At 102 minutes, A Dame To Kill For is not overly long on paper, but it felt more like 150 minutes. Much of that blame can probably be laid on the structure of vignettes that end and another begins. When that happens, it feels like time is stretching and the movie is extending. This is something like an optical illusion. That’s not necessarily a bad thing, but I wouldn’t think a filmmaker wants his movie to “feel” too long.
The best thing about A Dame to Kill For has to be Eva Green. In every single scene she’s a force to be reckoned with. You feel her menace, and see why men easily fall prey to her manipulation. Eva embodies this character both physically and mentally. Unfortunately, we’re not given enough to understand why she is such a menace to all the men she encounters, so the character feels less whole. If anyone could make me forget that, Eva Green could. This is an actor to watch.

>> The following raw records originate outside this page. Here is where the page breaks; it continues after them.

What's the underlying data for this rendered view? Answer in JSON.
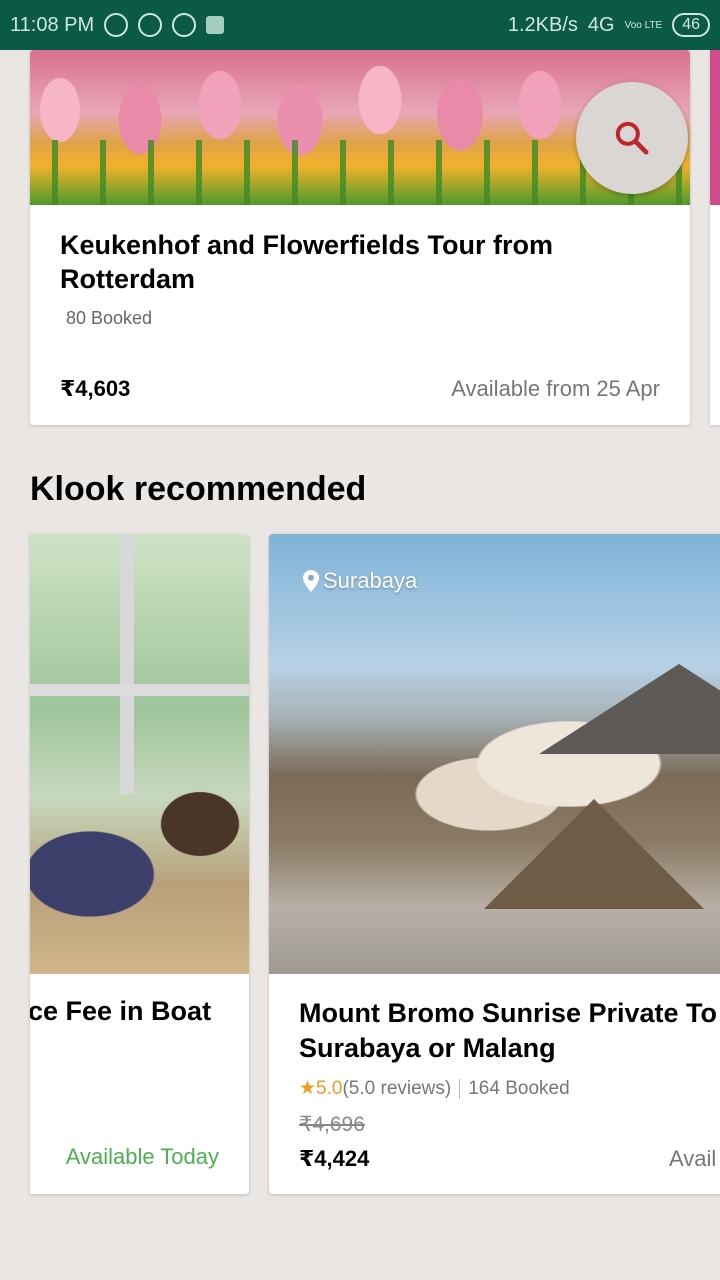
{
  "status_bar": {
    "time": "11:08 PM",
    "speed": "1.2KB/s",
    "network": "4G",
    "carrier_tag": "Voo LTE",
    "battery": "46"
  },
  "top_card": {
    "title": "Keukenhof and Flowerfields Tour from Rotterdam",
    "booked": "80 Booked",
    "price": "₹4,603",
    "availability": "Available from 25 Apr"
  },
  "search_fab": {
    "icon": "search-icon"
  },
  "section": {
    "title": "Klook recommended"
  },
  "recommended": [
    {
      "title": "ce Fee in Boat",
      "availability": "Available Today"
    },
    {
      "location": "Surabaya",
      "title": "Mount Bromo Sunrise Private To Surabaya or Malang",
      "rating": "5.0",
      "reviews": "(5.0 reviews)",
      "booked": "164 Booked",
      "original_price": "₹4,696",
      "price": "₹4,424",
      "availability": "Avail"
    }
  ],
  "colors": {
    "status_bar": "#0a5a45",
    "background": "#e9e6e4",
    "available_green": "#4caf50",
    "rating_orange": "#f29b1b",
    "search_red": "#c0262d"
  }
}
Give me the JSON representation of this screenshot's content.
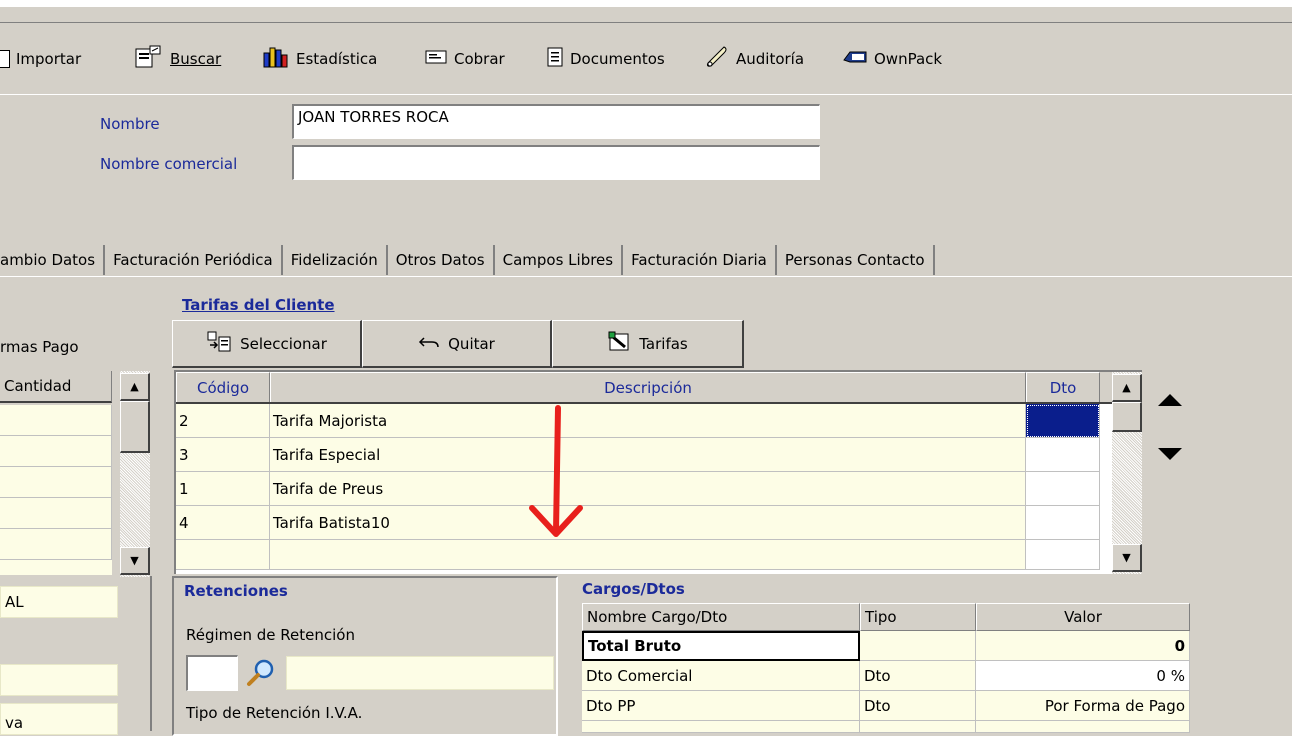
{
  "toolbar": {
    "importar": "Importar",
    "buscar": "Buscar",
    "estadistica": "Estadística",
    "cobrar": "Cobrar",
    "documentos": "Documentos",
    "auditoria": "Auditoría",
    "ownpack": "OwnPack"
  },
  "form": {
    "nombre_label": "Nombre",
    "nombre_value": "JOAN TORRES ROCA",
    "comercial_label": "Nombre comercial",
    "comercial_value": ""
  },
  "tabs": [
    {
      "label": "ambio Datos"
    },
    {
      "label": "Facturación Periódica"
    },
    {
      "label": "Fidelización"
    },
    {
      "label": "Otros Datos"
    },
    {
      "label": "Campos Libres"
    },
    {
      "label": "Facturación Diaria"
    },
    {
      "label": "Personas Contacto"
    }
  ],
  "left_panel": {
    "title": "rmas Pago",
    "column": "Cantidad",
    "field1": "AL",
    "field2": "",
    "field3": "va"
  },
  "tarifas": {
    "title": "Tarifas del Cliente",
    "buttons": {
      "seleccionar": "Seleccionar",
      "quitar": "Quitar",
      "tarifas": "Tarifas"
    },
    "columns": {
      "codigo": "Código",
      "descripcion": "Descripción",
      "dto": "Dto"
    },
    "rows": [
      {
        "codigo": "2",
        "descripcion": "Tarifa Majorista",
        "dto": ""
      },
      {
        "codigo": "3",
        "descripcion": "Tarifa Especial",
        "dto": ""
      },
      {
        "codigo": "1",
        "descripcion": "Tarifa de Preus",
        "dto": ""
      },
      {
        "codigo": "4",
        "descripcion": "Tarifa Batista10",
        "dto": ""
      }
    ]
  },
  "retenciones": {
    "title": "Retenciones",
    "regimen_label": "Régimen de Retención",
    "tipo_label": "Tipo de Retención I.V.A."
  },
  "cargos": {
    "title": "Cargos/Dtos",
    "columns": {
      "nombre": "Nombre Cargo/Dto",
      "tipo": "Tipo",
      "valor": "Valor"
    },
    "rows": [
      {
        "nombre": "Total Bruto",
        "tipo": "",
        "valor": "0"
      },
      {
        "nombre": "Dto Comercial",
        "tipo": "Dto",
        "valor": "0 %"
      },
      {
        "nombre": "Dto PP",
        "tipo": "Dto",
        "valor": "Por Forma de Pago"
      }
    ]
  },
  "colors": {
    "label_blue": "#1b2a9a",
    "selected_cell": "#0a1e8c",
    "annotation_arrow": "#e8201c",
    "row_bg": "#fdfde6"
  }
}
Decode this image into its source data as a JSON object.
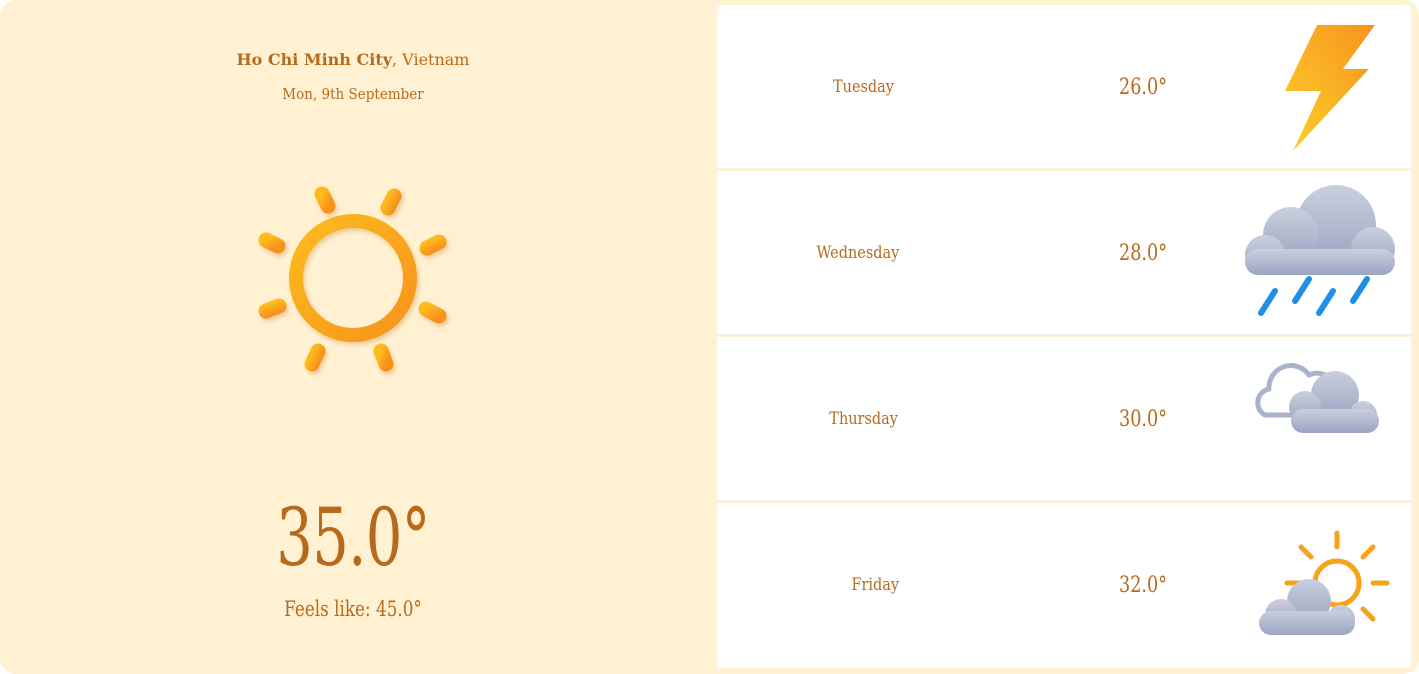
{
  "location": {
    "city": "Ho Chi Minh City",
    "country": ", Vietnam"
  },
  "current": {
    "date": "Mon, 9th September",
    "temperature": "35.0°",
    "feels_like": "Feels like: 45.0°",
    "icon": "sun-icon"
  },
  "forecast": [
    {
      "day": "Tuesday",
      "temperature": "26.0°",
      "icon": "lightning-icon"
    },
    {
      "day": "Wednesday",
      "temperature": "28.0°",
      "icon": "rain-cloud-icon"
    },
    {
      "day": "Thursday",
      "temperature": "30.0°",
      "icon": "cloudy-icon"
    },
    {
      "day": "Friday",
      "temperature": "32.0°",
      "icon": "partly-cloudy-icon"
    }
  ],
  "colors": {
    "background": "#fff1d2",
    "text": "#b86a1c",
    "sun": "#fba71c",
    "cloud": "#a9b3cb",
    "rain": "#1f8ee8"
  }
}
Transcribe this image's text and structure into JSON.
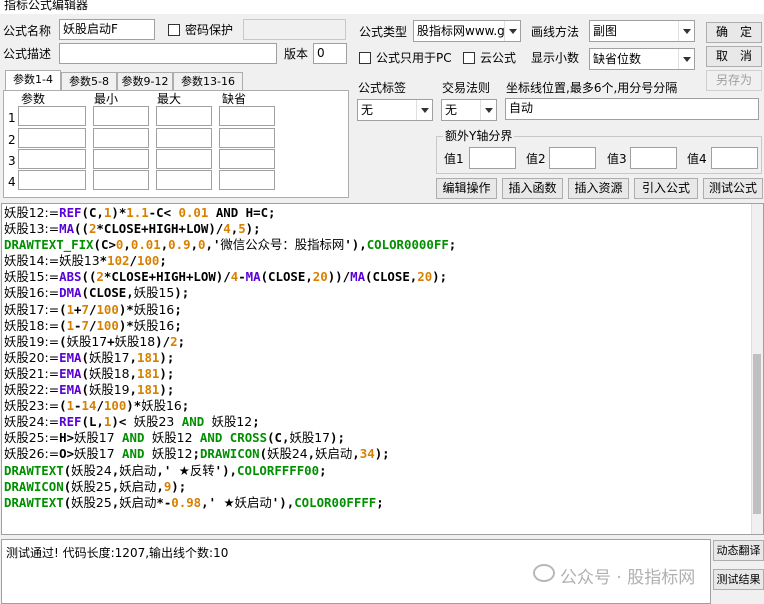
{
  "window": {
    "title": "指标公式编辑器"
  },
  "formula": {
    "name_label": "公式名称",
    "name_value": "妖股启动F",
    "password_label": "密码保护",
    "desc_label": "公式描述",
    "desc_value": "",
    "version_label": "版本",
    "version_value": "0",
    "type_label": "公式类型",
    "type_value": "股指标网www.g",
    "draw_label": "画线方法",
    "draw_value": "副图",
    "pc_only_label": "公式只用于PC",
    "cloud_label": "云公式",
    "decimals_label": "显示小数",
    "decimals_value": "缺省位数"
  },
  "buttons": {
    "ok": "确　定",
    "cancel": "取　消",
    "save_as": "另存为"
  },
  "params": {
    "tabs": [
      "参数1-4",
      "参数5-8",
      "参数9-12",
      "参数13-16"
    ],
    "headers": [
      "参数",
      "最小",
      "最大",
      "缺省"
    ],
    "rows": [
      "1",
      "2",
      "3",
      "4"
    ]
  },
  "tags": {
    "tag_label": "公式标签",
    "tag_value": "无",
    "trade_label": "交易法则",
    "trade_value": "无",
    "coord_label": "坐标线位置,最多6个,用分号分隔",
    "coord_value": "自动"
  },
  "yaxis": {
    "title": "额外Y轴分界",
    "labels": [
      "值1",
      "值2",
      "值3",
      "值4"
    ]
  },
  "actions": [
    "编辑操作",
    "插入函数",
    "插入资源",
    "引入公式",
    "测试公式"
  ],
  "code_lines": [
    [
      [
        "妖股12:=",
        "v"
      ],
      [
        "REF",
        "f"
      ],
      [
        "(C,",
        "b"
      ],
      [
        "1",
        "n"
      ],
      [
        ")*",
        "b"
      ],
      [
        "1.1",
        "n"
      ],
      [
        "-C< ",
        "b"
      ],
      [
        "0.01",
        "n"
      ],
      [
        " AND H=C;",
        "b"
      ]
    ],
    [
      [
        "妖股13:=",
        "v"
      ],
      [
        "MA",
        "f"
      ],
      [
        "((",
        "b"
      ],
      [
        "2",
        "n"
      ],
      [
        "*CLOSE+HIGH+LOW)/",
        "b"
      ],
      [
        "4",
        "n"
      ],
      [
        ",",
        "b"
      ],
      [
        "5",
        "n"
      ],
      [
        ");",
        "b"
      ]
    ],
    [
      [
        "DRAWTEXT_FIX",
        "k"
      ],
      [
        "(C>",
        "b"
      ],
      [
        "0",
        "n"
      ],
      [
        ",",
        "b"
      ],
      [
        "0.01",
        "n"
      ],
      [
        ",",
        "b"
      ],
      [
        "0.9",
        "n"
      ],
      [
        ",",
        "b"
      ],
      [
        "0",
        "n"
      ],
      [
        ",'",
        "b"
      ],
      [
        "微信公众号：股指标网",
        "v"
      ],
      [
        "'),",
        "b"
      ],
      [
        "COLOR0000FF",
        "k"
      ],
      [
        ";",
        "b"
      ]
    ],
    [
      [
        "妖股14:=",
        "v"
      ],
      [
        "妖股13",
        "v"
      ],
      [
        "*",
        "b"
      ],
      [
        "102",
        "n"
      ],
      [
        "/",
        "b"
      ],
      [
        "100",
        "n"
      ],
      [
        ";",
        "b"
      ]
    ],
    [
      [
        "妖股15:=",
        "v"
      ],
      [
        "ABS",
        "f"
      ],
      [
        "((",
        "b"
      ],
      [
        "2",
        "n"
      ],
      [
        "*CLOSE+HIGH+LOW)/",
        "b"
      ],
      [
        "4",
        "n"
      ],
      [
        "-",
        "b"
      ],
      [
        "MA",
        "f"
      ],
      [
        "(CLOSE,",
        "b"
      ],
      [
        "20",
        "n"
      ],
      [
        "))/",
        "b"
      ],
      [
        "MA",
        "f"
      ],
      [
        "(CLOSE,",
        "b"
      ],
      [
        "20",
        "n"
      ],
      [
        ");",
        "b"
      ]
    ],
    [
      [
        "妖股16:=",
        "v"
      ],
      [
        "DMA",
        "f"
      ],
      [
        "(CLOSE,",
        "b"
      ],
      [
        "妖股15",
        "v"
      ],
      [
        ");",
        "b"
      ]
    ],
    [
      [
        "妖股17:=",
        "v"
      ],
      [
        "(",
        "b"
      ],
      [
        "1",
        "n"
      ],
      [
        "+",
        "b"
      ],
      [
        "7",
        "n"
      ],
      [
        "/",
        "b"
      ],
      [
        "100",
        "n"
      ],
      [
        ")*",
        "b"
      ],
      [
        "妖股16",
        "v"
      ],
      [
        ";",
        "b"
      ]
    ],
    [
      [
        "妖股18:=",
        "v"
      ],
      [
        "(",
        "b"
      ],
      [
        "1",
        "n"
      ],
      [
        "-",
        "b"
      ],
      [
        "7",
        "n"
      ],
      [
        "/",
        "b"
      ],
      [
        "100",
        "n"
      ],
      [
        ")*",
        "b"
      ],
      [
        "妖股16",
        "v"
      ],
      [
        ";",
        "b"
      ]
    ],
    [
      [
        "妖股19:=",
        "v"
      ],
      [
        "(",
        "b"
      ],
      [
        "妖股17",
        "v"
      ],
      [
        "+",
        "b"
      ],
      [
        "妖股18",
        "v"
      ],
      [
        ")/",
        "b"
      ],
      [
        "2",
        "n"
      ],
      [
        ";",
        "b"
      ]
    ],
    [
      [
        "妖股20:=",
        "v"
      ],
      [
        "EMA",
        "f"
      ],
      [
        "(",
        "b"
      ],
      [
        "妖股17",
        "v"
      ],
      [
        ",",
        "b"
      ],
      [
        "181",
        "n"
      ],
      [
        ");",
        "b"
      ]
    ],
    [
      [
        "妖股21:=",
        "v"
      ],
      [
        "EMA",
        "f"
      ],
      [
        "(",
        "b"
      ],
      [
        "妖股18",
        "v"
      ],
      [
        ",",
        "b"
      ],
      [
        "181",
        "n"
      ],
      [
        ");",
        "b"
      ]
    ],
    [
      [
        "妖股22:=",
        "v"
      ],
      [
        "EMA",
        "f"
      ],
      [
        "(",
        "b"
      ],
      [
        "妖股19",
        "v"
      ],
      [
        ",",
        "b"
      ],
      [
        "181",
        "n"
      ],
      [
        ");",
        "b"
      ]
    ],
    [
      [
        "妖股23:=",
        "v"
      ],
      [
        "(",
        "b"
      ],
      [
        "1",
        "n"
      ],
      [
        "-",
        "b"
      ],
      [
        "14",
        "n"
      ],
      [
        "/",
        "b"
      ],
      [
        "100",
        "n"
      ],
      [
        ")*",
        "b"
      ],
      [
        "妖股16",
        "v"
      ],
      [
        ";",
        "b"
      ]
    ],
    [
      [
        "妖股24:=",
        "v"
      ],
      [
        "REF",
        "f"
      ],
      [
        "(L,",
        "b"
      ],
      [
        "1",
        "n"
      ],
      [
        ")< ",
        "b"
      ],
      [
        "妖股23",
        "v"
      ],
      [
        " AND ",
        "k"
      ],
      [
        "妖股12",
        "v"
      ],
      [
        ";",
        "b"
      ]
    ],
    [
      [
        "妖股25:=",
        "v"
      ],
      [
        "H>",
        "b"
      ],
      [
        "妖股17",
        "v"
      ],
      [
        " AND ",
        "k"
      ],
      [
        "妖股12",
        "v"
      ],
      [
        " AND ",
        "k"
      ],
      [
        "CROSS",
        "k"
      ],
      [
        "(C,",
        "b"
      ],
      [
        "妖股17",
        "v"
      ],
      [
        ");",
        "b"
      ]
    ],
    [
      [
        "妖股26:=",
        "v"
      ],
      [
        "O>",
        "b"
      ],
      [
        "妖股17",
        "v"
      ],
      [
        " AND ",
        "k"
      ],
      [
        "妖股12",
        "v"
      ],
      [
        ";",
        "b"
      ],
      [
        "DRAWICON",
        "k"
      ],
      [
        "(",
        "b"
      ],
      [
        "妖股24",
        "v"
      ],
      [
        ",",
        "b"
      ],
      [
        "妖启动",
        "v"
      ],
      [
        ",",
        "b"
      ],
      [
        "34",
        "n"
      ],
      [
        ");",
        "b"
      ]
    ],
    [
      [
        "DRAWTEXT",
        "k"
      ],
      [
        "(",
        "b"
      ],
      [
        "妖股24",
        "v"
      ],
      [
        ",",
        "b"
      ],
      [
        "妖启动",
        "v"
      ],
      [
        ",' ",
        "b"
      ],
      [
        "★反转",
        "v"
      ],
      [
        "'),",
        "b"
      ],
      [
        "COLORFFFF00",
        "k"
      ],
      [
        ";",
        "b"
      ]
    ],
    [
      [
        "DRAWICON",
        "k"
      ],
      [
        "(",
        "b"
      ],
      [
        "妖股25",
        "v"
      ],
      [
        ",",
        "b"
      ],
      [
        "妖启动",
        "v"
      ],
      [
        ",",
        "b"
      ],
      [
        "9",
        "n"
      ],
      [
        ");",
        "b"
      ]
    ],
    [
      [
        "DRAWTEXT",
        "k"
      ],
      [
        "(",
        "b"
      ],
      [
        "妖股25",
        "v"
      ],
      [
        ",",
        "b"
      ],
      [
        "妖启动",
        "v"
      ],
      [
        "*-",
        "b"
      ],
      [
        "0.98",
        "n"
      ],
      [
        ",' ",
        "b"
      ],
      [
        "★妖启动",
        "v"
      ],
      [
        "'),",
        "b"
      ],
      [
        "COLOR00FFFF",
        "k"
      ],
      [
        ";",
        "b"
      ]
    ]
  ],
  "status": {
    "message": "测试通过! 代码长度:1207,输出线个数:10"
  },
  "side_buttons": [
    "动态翻译",
    "测试结果"
  ],
  "watermark": {
    "text": "公众号 · 股指标网"
  }
}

More Marv is a welcome sight too. I really loved this character in the first movie, and Mickey Rourke plays him just as well here. We’re not really given much more about Marv himself, but it was great to see him back, confused and smashing faces. A Marv vs Manute showdown should have been a much better moment, but it was still one of the brighter spots of A Dame To Kill For.
There are some twists and turns here, but many of them fall flat in the moment. When we’re lead up to a moment that’s supposed to pay off big, it’s almost handled with a perfunctory effort from the actors (that you see). A great deal of things could be to blame for that, including all the green screen the actors would have had to endure. In the first movie, there was real menace in Senator Roark, here he feels like a chump who sucks at poker and has useless goons.
If you have an eagle eye, you’ll see some nice small touches. A small cameo with Miller and Rodriguez playing what look like hobos on a television was cool. The world of Sin City is a serious throwback with old school telephones and less technology. Even the cars are old with what looked like a 1968 Mustang and Marv drivin a Tucker (from 1948?). This aged sensibility makes the world feel that much more gritty. This is a place that has no smooth edges. I also thought I noticed messages in the shadows foreshadowing events to come later. I might have to see the movie a second time to pick up on those.
With the same stylize violence and some very familiar characters, many will consider Sin City: A Dame to Kill For a worthy sequel. I don’t think this view will hold up over time (and on repeat viewings), but I could be wrong. I found the movie to be a safe sequel with not much new or interesting brought to the (poker) table. There are also plot points and characters hinted at that probably should have has some attention, but went just nowhere. A missed opportunity.
Sin City: A Dame to Kill For is directed by Frank Miller and Robert Rodriguez. The sequel to 2005’s Sin City stars Mickey Rourke, Jessica Alba, Josh Brolin and Joseph Gordon-Levitt.